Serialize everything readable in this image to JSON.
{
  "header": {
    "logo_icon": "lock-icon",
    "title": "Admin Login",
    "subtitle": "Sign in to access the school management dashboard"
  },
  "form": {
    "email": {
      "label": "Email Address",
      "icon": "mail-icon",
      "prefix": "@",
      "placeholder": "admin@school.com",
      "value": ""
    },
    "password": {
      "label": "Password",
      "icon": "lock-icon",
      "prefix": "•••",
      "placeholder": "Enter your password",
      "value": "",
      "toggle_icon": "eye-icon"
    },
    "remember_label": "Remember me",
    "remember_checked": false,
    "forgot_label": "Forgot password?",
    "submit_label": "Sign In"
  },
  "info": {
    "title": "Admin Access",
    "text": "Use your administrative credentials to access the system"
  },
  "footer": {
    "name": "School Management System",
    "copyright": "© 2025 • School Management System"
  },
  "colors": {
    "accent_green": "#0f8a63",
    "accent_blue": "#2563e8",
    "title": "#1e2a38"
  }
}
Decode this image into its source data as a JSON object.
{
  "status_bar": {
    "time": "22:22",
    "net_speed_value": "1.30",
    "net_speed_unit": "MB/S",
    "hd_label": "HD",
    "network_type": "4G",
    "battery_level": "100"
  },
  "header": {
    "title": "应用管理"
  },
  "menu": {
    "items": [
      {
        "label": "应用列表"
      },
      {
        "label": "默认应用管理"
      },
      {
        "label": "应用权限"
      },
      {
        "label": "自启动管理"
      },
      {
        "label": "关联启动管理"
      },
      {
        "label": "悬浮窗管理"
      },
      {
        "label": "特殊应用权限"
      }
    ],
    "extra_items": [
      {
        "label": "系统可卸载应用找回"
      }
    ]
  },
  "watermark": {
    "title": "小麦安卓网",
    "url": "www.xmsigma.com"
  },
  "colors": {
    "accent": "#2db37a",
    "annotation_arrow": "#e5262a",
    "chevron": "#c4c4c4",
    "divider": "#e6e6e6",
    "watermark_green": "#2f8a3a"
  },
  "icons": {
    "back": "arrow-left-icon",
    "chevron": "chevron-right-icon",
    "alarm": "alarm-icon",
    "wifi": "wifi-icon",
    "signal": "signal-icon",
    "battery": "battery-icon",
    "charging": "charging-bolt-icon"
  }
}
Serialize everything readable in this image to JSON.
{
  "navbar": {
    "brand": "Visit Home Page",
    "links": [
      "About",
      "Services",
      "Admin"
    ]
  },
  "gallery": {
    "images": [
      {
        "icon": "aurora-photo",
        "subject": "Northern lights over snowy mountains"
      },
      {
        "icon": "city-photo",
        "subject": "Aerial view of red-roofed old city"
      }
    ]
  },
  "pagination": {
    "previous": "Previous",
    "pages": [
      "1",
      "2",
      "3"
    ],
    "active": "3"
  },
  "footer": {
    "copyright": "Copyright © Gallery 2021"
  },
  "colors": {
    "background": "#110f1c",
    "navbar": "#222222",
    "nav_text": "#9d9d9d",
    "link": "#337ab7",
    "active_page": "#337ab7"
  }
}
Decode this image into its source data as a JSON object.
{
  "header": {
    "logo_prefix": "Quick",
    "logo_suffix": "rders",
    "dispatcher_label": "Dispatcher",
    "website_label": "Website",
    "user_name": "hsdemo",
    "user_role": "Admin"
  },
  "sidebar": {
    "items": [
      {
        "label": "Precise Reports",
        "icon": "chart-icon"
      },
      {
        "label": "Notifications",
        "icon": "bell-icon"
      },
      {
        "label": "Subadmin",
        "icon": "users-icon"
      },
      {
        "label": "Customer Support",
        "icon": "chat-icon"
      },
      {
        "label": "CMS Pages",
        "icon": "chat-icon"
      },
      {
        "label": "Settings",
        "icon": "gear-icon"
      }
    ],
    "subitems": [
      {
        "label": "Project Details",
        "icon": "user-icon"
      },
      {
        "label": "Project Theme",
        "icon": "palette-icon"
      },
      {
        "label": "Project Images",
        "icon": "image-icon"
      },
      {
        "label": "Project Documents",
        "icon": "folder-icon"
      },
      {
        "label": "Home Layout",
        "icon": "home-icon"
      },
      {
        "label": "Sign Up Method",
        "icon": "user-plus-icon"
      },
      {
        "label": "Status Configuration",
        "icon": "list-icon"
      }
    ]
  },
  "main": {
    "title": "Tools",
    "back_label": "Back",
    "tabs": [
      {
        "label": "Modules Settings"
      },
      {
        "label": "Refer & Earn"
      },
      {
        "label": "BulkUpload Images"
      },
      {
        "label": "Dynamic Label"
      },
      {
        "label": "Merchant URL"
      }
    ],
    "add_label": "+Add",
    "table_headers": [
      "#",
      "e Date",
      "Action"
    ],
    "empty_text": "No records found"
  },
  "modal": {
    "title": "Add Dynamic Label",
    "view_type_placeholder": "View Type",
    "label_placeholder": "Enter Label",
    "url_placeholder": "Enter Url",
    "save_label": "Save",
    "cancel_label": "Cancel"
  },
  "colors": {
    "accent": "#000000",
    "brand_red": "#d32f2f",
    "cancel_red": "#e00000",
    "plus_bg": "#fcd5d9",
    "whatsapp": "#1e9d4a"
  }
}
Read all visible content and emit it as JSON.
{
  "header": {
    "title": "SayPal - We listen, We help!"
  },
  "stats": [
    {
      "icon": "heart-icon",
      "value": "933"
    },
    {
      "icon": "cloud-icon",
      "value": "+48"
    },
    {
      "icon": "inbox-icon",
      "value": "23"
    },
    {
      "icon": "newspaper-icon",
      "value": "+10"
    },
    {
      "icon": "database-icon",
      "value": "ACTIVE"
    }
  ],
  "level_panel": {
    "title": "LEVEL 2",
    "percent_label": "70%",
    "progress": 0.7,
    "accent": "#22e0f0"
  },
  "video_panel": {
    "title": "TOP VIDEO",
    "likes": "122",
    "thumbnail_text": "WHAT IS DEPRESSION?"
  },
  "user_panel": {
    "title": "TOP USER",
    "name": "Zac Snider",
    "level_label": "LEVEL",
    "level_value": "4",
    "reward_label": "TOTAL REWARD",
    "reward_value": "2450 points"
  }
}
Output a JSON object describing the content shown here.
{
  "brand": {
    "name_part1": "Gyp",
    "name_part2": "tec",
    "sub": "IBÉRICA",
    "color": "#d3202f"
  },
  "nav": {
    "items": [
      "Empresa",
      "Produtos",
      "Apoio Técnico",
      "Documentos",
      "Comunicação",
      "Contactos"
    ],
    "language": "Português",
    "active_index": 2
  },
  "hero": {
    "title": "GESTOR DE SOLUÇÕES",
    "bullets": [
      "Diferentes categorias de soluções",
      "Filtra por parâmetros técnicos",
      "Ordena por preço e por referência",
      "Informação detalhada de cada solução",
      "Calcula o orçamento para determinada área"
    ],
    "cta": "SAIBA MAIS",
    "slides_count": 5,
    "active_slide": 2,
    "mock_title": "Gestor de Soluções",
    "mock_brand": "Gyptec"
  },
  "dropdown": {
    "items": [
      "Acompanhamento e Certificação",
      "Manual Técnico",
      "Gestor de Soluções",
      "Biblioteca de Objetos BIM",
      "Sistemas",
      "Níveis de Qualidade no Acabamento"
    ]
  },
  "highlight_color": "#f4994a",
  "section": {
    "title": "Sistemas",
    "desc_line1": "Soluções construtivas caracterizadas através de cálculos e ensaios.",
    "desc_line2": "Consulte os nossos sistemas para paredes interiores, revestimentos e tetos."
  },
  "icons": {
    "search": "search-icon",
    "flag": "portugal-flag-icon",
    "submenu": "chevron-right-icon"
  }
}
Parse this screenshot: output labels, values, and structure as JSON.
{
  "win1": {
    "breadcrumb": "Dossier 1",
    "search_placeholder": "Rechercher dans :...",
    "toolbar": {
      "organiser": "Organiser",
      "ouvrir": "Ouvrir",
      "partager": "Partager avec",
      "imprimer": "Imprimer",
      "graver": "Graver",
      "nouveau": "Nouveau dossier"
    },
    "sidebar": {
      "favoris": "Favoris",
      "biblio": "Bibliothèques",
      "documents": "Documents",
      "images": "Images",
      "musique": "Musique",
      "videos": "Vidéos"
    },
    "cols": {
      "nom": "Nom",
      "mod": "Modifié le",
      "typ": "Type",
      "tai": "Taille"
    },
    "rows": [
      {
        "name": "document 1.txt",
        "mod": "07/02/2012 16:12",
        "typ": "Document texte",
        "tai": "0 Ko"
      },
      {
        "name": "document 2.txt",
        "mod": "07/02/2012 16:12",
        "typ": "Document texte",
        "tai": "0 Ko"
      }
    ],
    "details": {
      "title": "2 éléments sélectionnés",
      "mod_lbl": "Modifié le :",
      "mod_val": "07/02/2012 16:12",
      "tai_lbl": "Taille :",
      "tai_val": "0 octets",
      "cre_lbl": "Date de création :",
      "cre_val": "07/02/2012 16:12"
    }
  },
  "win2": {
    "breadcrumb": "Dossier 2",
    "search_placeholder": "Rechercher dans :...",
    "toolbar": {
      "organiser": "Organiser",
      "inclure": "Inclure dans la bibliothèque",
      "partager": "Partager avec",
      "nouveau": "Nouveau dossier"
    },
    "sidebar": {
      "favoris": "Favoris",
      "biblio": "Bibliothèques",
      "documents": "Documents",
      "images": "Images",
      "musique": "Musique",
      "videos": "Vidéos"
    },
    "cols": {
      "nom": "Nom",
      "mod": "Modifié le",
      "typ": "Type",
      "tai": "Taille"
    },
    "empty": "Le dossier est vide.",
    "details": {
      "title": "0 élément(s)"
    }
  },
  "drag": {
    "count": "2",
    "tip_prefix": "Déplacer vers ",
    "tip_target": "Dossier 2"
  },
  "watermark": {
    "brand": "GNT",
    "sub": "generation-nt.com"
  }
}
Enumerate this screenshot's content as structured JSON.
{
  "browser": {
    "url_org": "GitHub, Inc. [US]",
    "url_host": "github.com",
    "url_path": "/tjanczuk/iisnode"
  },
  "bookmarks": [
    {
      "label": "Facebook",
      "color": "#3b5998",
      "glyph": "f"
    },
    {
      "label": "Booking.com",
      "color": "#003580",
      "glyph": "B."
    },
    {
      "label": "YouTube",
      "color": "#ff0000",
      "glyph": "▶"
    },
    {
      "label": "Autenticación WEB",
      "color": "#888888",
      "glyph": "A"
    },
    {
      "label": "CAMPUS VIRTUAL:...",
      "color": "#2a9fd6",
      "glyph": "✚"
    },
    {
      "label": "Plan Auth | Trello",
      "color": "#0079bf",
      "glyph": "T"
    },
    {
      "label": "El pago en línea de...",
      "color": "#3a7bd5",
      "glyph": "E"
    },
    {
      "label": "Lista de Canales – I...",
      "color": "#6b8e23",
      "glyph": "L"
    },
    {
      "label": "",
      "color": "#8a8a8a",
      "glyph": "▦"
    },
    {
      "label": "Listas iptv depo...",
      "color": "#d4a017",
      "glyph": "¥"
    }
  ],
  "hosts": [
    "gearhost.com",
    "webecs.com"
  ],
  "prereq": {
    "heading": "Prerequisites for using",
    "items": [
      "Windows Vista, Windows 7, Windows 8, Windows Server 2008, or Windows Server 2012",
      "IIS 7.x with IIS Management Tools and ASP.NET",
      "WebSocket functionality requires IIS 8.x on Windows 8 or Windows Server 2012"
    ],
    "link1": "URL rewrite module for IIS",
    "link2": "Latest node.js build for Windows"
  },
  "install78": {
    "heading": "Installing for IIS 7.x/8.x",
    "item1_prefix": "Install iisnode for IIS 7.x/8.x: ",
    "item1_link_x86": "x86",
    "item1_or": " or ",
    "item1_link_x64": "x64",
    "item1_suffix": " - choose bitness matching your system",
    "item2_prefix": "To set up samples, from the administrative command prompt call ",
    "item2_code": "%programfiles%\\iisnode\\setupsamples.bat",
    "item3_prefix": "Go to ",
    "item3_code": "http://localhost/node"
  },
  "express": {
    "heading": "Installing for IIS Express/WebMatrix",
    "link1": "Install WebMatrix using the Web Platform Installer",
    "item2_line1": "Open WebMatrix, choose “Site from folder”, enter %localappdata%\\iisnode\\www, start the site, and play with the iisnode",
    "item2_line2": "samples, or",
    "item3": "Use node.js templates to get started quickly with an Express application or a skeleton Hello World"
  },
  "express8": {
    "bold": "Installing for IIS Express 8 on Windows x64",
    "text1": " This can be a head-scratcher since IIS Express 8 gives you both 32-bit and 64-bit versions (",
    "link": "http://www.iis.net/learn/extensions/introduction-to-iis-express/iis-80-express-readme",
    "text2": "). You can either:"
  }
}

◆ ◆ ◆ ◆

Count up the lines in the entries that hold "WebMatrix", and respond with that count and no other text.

3